Saturday, May 13, 2017

Beautiful Mt Worth State Park



Dave and I opted on Mt Worth SP for our Friday bush outing recently.

The 'lookout' on McDonalds Tr is often worth a stop on the way up and this day was no exception. The Latrobe Valley was blanketed in fog and if you look closely, the Baw Baws were obscured by a separate smog layer.


A landowner nearby was burning off some stumps, adding a slight smokiness to the atmosphere. The effect down in the park was picturesque, giving us a chance to explore some camera settings other than 'macro', 'flash', etc.


Mt Worth is always beautiful to visit. In the summer the rainforest/tree fern gullies are cool but at this time of year the fungi are beginning to put on their own show. Below is a small sample of some that were easy to find, (IDs definitely not guaranteed).


'Worth' is worth a visit summer or winter in my book!




Thursday, May 4, 2017

The Old Back at the Car Trick



I did a short reccy on a new found track in Bunyip State Park the other day. Heath Track which becomes Dingo Ridge Walking Track has some promise in the wildflower season, as part of it traverses a power line, requiring some slashing from time to time. This keeps the understorey to a minimum and hopefully will allow some Spring flowers to emerge – my theory anyway.


The birds were very quiet so I just enjoyed the beautiful day in a nice bit of bush.

Back at the ute I put the kettle on and sat for a ten minute cuppa.

Next thing the old saying "birds of a feather flock together" came to mind as a mixed group of species came through the undergrowth – Brown Thornbills, Superb Fairy Wrens and Eastern Yellow Robins.

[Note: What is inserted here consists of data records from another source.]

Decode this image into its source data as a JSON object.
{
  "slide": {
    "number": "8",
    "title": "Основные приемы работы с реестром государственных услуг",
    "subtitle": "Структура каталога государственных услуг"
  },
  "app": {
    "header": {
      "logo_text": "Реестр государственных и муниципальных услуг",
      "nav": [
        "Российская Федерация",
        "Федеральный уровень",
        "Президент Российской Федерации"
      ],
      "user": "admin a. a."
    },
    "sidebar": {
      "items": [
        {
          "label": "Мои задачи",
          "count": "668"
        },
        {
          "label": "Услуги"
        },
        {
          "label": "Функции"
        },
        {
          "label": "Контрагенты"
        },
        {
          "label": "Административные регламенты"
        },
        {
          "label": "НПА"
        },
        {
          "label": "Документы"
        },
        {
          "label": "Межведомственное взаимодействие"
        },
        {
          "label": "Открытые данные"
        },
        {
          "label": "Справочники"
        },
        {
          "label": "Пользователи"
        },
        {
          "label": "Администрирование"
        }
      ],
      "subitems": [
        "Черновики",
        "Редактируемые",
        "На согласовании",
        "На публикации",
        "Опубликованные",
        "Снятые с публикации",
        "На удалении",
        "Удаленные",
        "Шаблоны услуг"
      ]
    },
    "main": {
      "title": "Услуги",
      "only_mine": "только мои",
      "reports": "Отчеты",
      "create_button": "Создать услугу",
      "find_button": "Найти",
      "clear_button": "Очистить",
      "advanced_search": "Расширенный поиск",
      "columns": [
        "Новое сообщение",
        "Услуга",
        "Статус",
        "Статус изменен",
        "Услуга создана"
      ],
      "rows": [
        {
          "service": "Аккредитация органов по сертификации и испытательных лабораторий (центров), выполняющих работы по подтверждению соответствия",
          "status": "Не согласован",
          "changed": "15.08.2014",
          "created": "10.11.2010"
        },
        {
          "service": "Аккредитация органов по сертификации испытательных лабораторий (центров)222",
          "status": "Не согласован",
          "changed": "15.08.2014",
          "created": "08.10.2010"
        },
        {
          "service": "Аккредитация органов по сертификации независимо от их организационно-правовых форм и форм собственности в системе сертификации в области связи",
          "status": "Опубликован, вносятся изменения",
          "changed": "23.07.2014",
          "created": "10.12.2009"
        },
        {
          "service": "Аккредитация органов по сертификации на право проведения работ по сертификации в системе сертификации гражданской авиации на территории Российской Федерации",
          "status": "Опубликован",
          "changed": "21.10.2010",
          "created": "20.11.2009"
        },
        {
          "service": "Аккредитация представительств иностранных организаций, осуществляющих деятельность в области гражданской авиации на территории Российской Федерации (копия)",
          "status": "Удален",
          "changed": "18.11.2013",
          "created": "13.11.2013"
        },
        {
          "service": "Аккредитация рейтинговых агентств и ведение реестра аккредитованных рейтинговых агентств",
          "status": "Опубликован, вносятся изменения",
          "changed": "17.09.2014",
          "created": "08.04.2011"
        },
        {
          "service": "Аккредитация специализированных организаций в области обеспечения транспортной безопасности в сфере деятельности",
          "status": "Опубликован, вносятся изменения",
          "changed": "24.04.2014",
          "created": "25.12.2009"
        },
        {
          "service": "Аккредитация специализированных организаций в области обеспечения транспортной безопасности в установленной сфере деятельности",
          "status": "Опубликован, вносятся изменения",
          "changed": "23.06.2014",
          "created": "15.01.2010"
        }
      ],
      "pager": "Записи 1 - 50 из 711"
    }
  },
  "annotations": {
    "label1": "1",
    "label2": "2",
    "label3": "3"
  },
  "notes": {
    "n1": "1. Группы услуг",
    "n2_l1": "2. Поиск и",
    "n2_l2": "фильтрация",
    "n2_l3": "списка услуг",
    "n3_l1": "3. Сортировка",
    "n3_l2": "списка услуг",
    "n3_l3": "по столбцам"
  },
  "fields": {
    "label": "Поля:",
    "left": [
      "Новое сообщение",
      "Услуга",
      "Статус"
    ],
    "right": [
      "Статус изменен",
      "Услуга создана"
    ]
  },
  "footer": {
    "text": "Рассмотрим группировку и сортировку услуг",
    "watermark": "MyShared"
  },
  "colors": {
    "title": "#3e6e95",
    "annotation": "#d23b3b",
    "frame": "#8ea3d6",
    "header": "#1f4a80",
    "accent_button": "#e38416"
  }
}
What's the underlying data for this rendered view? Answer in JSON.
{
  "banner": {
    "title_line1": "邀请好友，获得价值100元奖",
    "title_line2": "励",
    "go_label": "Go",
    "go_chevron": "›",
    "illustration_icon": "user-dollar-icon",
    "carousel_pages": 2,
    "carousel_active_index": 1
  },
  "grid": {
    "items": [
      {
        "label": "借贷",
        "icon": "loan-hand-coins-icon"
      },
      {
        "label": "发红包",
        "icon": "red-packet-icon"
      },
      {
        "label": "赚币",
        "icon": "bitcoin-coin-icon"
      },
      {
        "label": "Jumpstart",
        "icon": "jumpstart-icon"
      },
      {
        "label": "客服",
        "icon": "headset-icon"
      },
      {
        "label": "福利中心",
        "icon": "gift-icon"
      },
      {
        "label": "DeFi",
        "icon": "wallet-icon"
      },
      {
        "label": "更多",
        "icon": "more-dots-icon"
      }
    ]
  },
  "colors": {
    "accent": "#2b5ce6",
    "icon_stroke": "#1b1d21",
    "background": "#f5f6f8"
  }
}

I got some wonderful views without getting out of my seat.


A larger bird appeared suddenly and to my surprise it was an Olive Whistler and it too paraded right in front of me for several minutes.


The stumble in the creek on the walking track was soon forgotten!

Wednesday, March 29, 2017

Muttonwood Tree



A stand of Muttonwood Trees within Uralla Reserve at Trafalgar (see note below), contains 15+ trees in heavy fruit at the moment.

Muttonwoods range from southern Victoria up the east coast to just past Brisbane and they seem to prefer growing at the boundary of rainforest and open forest.

The trees in Uralla at present are providing feeding grounds for a range of birds – I ticked Lewin's Honeyeaters and Satin Bowerbirds today – and a recent report detailed a colony of Flying Foxes feeding on Muttonwoods recently in Morwell National Park.

Beautiful Uralla is very dry at present (barely any fungi in sight). The lower creeks and gullies are dry but some of the deeper gullies still provide a pleasant and cool backdrop.

(Note: The Baw Baw Shire link provided in the first sentence describes the difficulty of the walk/ride as 'easy'. I think that refers to the road access from the town to the reserve. Some of the tracks within Uralla are quite steep. There are various options and the excellent information board and various signboards throughout give plenty of accurate advice.)